Stock control knowledge is important for any business but especially so for small businesses or startups that are growing fast and can’t afford to be without stock for long periods of time. 

Improving your stock control knowledge can help ensure that your company has the right amount of products available at all times so customers aren’t disappointed in their purchases or wait too long for delivery.

There are many ways to improve your stock control knowledge: reading books about the topic; taking courses about it at university; talking with people who work in this field; etc., 

We recommend using all three methods because each one helps give you a complete picture of how things work together.

Display Your Eye For Detail

A lot of people think that inventory management is just a matter of keeping track of how much product you have on hand. But while that’s one aspect of the job, it’s not the most important part. 

The real key to being an effective inventory manager is understanding what your company needs and using your experience to help them meet those needs.

It may be tempting to focus on keeping track of your stores’ physical assets (the products themselves).
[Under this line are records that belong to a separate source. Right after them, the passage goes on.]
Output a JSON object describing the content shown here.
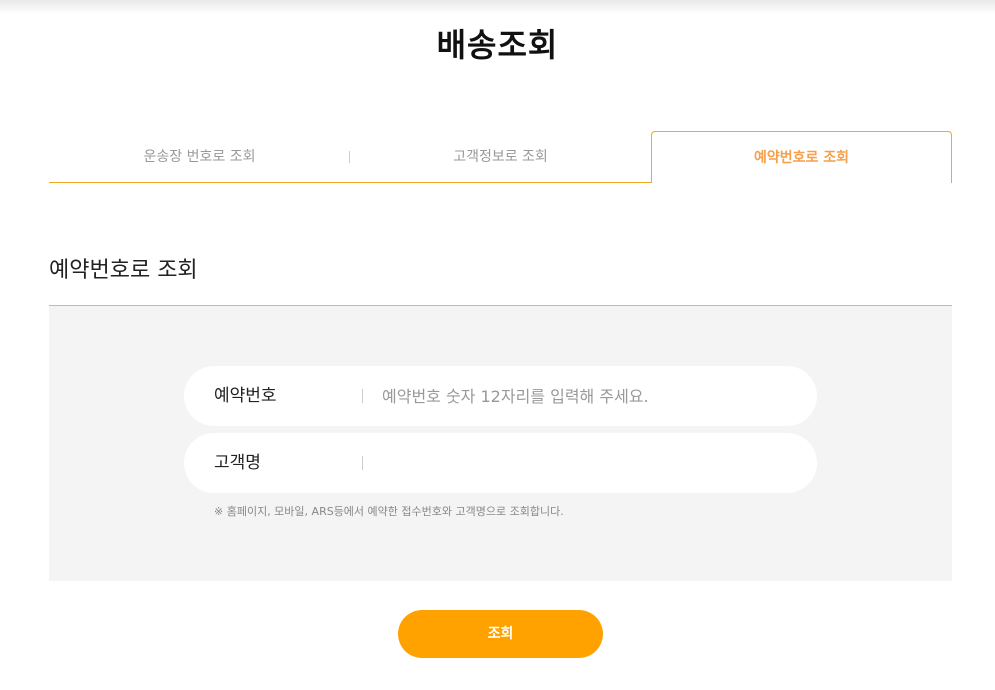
{
  "page": {
    "title": "배송조회"
  },
  "tabs": [
    {
      "label": "운송장 번호로 조회",
      "active": false
    },
    {
      "label": "고객정보로 조회",
      "active": false
    },
    {
      "label": "예약번호로 조회",
      "active": true
    }
  ],
  "section": {
    "title": "예약번호로 조회"
  },
  "form": {
    "reservation": {
      "label": "예약번호",
      "placeholder": "예약번호 숫자 12자리를 입력해 주세요.",
      "value": ""
    },
    "customer": {
      "label": "고객명",
      "placeholder": "",
      "value": ""
    },
    "notice": "※ 홈페이지, 모바일, ARS등에서 예약한 접수번호와 고객명으로 조회합니다."
  },
  "submit": {
    "label": "조회"
  },
  "colors": {
    "accent": "#ffa200",
    "tab_active": "#f5a04a",
    "form_bg": "#f4f4f4"
  }
}
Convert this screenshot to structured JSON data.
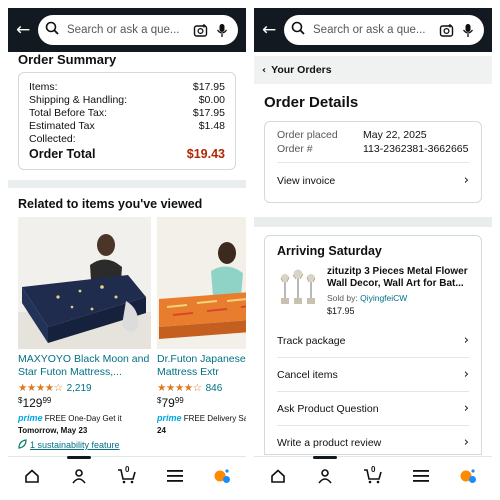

But if you don’t consider other factors like demand and supply chains, then all your hard work will be for nothing because ultimately, what matters most isn’t how much stuff you have in stock; it’s whether or not it meets customer expectations!

Demonstrate Your Analytical Abilities

Before you begin to devise a plan of action, it’s important that you define the problem and your goal clearly. For example, if your goal is to lose weight, do not start by looking up diet plans or recipes for healthy meals. 

Instead, think about why you want to lose weight in the first place is it because of health concerns? Or perhaps you want to feel better about yourself? 

Once you’ve defined the problem, set some goals around how much weight and how many inches (or pounds) of body fat or muscle mass would make a difference. Take some time now and write out these goals so they’re clear in your mind before moving forward.

After laying out all of these steps in writing (or typing), review them carefully with someone who knows both of you well and has experience helping people achieve their desired results if possible, this person should be an objective third party who isn’t vested in either outcome (like an unbiased friend). 

Ask them what they think will help get those results faster than anything else will: tracking progress regularly? Setting smaller milestones along the way? Having someone hold accountable for making their commitments stick? 

Whatever advice they give is probably worth considering seriously because everyone has different strengths when it comes down to sticking with something over long periods of time; what works well for one person might not work quite so well for another!

Create A Strong CV

Your CV is your first impression to an employer, so make sure it’s well-written, error-free and easy to read. It should include a cover letter that explains why you want the job (and why they need you), and don’t forget to include a list of references!

You should also include:

A list of skills, achievements and interests in your CV. Maybe you’re great at customer service? Maybe you love organizing things? Maybe you have experience managing stock inventory? Whatever it is that makes you stand out from other candidates, put it in there!

Education/training. Include which schools/universities are relevant and add any certificates or degrees earned during this period too it’ll help show off how impressive your resume is!

Work experience: List any jobs held in the past five years and include details about each position such as location, title etc., along with a short description about what responsibilities were involved under each role.”


In conclusion, inventory management is an exciting field to work in and with all the available career opportunities, you can find your dream job. 

However, it does require hard work and determination but if employed correctly then a successful career awaits you. So what are you waiting for? Get started today!